Problem details –
Provide only the number of lines in the records below that contain "here".

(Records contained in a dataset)
-- Opening Marker --
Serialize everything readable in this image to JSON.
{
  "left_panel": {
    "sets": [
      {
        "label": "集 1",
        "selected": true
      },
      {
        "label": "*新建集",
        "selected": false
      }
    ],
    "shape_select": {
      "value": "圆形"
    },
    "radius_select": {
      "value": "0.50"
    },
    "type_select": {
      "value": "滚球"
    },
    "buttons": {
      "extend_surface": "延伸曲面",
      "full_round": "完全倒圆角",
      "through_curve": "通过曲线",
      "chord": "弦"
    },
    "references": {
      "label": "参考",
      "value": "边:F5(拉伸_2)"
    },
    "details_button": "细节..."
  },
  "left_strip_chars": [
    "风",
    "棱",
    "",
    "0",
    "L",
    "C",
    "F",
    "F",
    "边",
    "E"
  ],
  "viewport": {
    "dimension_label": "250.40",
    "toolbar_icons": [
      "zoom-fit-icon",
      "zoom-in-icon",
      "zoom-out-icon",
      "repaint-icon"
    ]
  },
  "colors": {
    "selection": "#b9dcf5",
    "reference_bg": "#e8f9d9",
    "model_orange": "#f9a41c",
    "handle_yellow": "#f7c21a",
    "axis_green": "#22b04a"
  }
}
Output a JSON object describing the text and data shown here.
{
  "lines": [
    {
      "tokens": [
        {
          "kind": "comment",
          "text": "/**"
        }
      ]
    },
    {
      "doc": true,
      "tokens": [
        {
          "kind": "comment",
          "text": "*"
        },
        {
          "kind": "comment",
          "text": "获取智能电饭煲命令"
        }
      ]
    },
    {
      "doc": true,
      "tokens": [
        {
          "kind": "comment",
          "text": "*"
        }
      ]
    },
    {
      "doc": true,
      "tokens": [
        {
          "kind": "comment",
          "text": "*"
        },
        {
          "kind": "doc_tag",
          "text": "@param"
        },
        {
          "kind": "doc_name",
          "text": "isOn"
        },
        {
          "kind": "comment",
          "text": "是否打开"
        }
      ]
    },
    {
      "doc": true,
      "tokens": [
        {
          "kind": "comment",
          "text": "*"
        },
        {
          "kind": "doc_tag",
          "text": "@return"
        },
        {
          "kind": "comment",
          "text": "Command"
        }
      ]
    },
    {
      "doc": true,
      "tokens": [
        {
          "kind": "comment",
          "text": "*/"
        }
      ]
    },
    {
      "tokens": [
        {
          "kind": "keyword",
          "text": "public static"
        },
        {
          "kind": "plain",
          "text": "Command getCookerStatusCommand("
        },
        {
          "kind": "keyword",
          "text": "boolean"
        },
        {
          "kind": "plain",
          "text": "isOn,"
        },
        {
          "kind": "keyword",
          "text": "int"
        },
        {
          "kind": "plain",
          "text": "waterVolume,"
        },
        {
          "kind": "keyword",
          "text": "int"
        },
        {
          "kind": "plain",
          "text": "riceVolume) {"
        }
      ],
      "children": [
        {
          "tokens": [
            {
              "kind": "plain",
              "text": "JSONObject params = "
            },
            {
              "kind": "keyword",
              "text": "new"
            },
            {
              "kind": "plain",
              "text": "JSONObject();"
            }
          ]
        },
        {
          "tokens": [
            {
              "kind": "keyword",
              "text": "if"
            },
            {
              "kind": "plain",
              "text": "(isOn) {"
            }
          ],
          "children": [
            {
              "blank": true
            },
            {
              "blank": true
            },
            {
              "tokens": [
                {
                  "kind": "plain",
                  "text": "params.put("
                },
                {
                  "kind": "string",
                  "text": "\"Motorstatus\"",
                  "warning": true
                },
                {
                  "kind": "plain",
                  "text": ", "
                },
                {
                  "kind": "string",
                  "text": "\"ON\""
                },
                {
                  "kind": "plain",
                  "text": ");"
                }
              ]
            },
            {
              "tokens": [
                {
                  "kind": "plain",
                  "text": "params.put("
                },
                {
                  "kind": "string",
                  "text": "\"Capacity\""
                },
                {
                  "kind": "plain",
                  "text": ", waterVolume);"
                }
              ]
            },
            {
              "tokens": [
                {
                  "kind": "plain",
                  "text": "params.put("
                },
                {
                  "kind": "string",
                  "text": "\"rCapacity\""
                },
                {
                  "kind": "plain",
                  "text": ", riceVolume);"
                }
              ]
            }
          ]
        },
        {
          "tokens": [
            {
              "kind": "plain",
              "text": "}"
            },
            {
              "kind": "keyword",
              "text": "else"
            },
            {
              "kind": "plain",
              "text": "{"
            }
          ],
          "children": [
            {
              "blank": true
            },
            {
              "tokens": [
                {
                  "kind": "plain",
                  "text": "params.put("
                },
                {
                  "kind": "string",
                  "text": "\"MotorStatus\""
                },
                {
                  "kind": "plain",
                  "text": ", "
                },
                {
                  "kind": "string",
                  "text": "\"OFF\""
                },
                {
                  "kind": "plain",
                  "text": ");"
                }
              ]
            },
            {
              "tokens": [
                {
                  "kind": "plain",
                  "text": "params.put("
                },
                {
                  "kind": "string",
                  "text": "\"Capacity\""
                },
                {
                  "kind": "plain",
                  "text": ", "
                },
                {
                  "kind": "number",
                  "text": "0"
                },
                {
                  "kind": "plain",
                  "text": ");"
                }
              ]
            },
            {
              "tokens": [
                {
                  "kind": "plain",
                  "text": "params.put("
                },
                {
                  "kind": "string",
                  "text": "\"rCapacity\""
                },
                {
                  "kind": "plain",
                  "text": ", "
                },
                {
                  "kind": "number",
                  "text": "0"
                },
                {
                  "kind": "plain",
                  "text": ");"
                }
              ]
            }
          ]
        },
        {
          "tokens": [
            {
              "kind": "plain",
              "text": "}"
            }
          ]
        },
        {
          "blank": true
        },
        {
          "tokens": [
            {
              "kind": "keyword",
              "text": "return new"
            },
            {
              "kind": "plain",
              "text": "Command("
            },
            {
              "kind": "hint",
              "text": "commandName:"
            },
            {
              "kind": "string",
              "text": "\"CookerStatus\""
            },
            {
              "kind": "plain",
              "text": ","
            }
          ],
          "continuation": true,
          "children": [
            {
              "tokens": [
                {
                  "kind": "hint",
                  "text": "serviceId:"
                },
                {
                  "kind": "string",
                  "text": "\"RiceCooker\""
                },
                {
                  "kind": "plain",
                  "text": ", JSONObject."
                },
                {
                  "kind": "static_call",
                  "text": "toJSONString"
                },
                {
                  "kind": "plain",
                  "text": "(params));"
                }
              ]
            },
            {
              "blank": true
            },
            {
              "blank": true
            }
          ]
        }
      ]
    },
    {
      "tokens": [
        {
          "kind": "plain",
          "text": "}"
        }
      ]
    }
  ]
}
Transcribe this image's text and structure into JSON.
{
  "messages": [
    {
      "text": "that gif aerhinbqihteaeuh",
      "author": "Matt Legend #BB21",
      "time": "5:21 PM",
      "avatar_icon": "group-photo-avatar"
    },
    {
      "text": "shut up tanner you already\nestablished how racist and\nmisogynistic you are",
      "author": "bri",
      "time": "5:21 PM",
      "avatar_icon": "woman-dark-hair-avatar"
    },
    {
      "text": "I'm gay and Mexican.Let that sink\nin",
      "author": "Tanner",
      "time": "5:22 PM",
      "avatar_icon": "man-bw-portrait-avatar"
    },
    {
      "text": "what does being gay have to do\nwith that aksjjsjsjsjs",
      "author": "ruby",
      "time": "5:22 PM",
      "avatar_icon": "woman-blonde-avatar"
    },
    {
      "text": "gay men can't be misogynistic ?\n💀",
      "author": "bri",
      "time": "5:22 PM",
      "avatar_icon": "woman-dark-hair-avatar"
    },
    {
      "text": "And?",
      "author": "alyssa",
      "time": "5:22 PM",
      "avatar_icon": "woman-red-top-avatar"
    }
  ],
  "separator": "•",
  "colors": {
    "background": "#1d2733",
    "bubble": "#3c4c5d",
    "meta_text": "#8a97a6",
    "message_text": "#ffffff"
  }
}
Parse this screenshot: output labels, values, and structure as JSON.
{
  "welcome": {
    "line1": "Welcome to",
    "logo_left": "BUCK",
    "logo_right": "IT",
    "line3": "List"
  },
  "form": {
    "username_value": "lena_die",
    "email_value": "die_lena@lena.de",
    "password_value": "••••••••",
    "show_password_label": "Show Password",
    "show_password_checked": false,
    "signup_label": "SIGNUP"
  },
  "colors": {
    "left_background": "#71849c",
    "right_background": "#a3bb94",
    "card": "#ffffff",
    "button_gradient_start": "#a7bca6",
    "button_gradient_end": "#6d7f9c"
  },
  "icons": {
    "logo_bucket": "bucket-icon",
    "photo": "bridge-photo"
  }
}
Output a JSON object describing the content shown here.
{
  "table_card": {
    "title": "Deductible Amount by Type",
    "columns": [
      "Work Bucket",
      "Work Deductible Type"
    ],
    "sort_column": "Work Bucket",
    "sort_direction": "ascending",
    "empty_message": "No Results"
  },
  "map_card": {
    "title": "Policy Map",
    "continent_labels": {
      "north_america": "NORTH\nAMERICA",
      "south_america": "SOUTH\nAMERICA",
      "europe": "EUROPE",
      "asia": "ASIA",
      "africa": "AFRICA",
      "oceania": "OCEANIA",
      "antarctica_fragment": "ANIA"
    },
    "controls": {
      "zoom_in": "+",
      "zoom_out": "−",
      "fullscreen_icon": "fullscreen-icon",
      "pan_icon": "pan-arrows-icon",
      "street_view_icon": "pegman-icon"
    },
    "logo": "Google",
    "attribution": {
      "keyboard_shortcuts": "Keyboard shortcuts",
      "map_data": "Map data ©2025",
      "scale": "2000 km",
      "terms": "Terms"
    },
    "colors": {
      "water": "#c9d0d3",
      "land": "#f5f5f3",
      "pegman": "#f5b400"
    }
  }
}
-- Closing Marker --
Result of this task –
2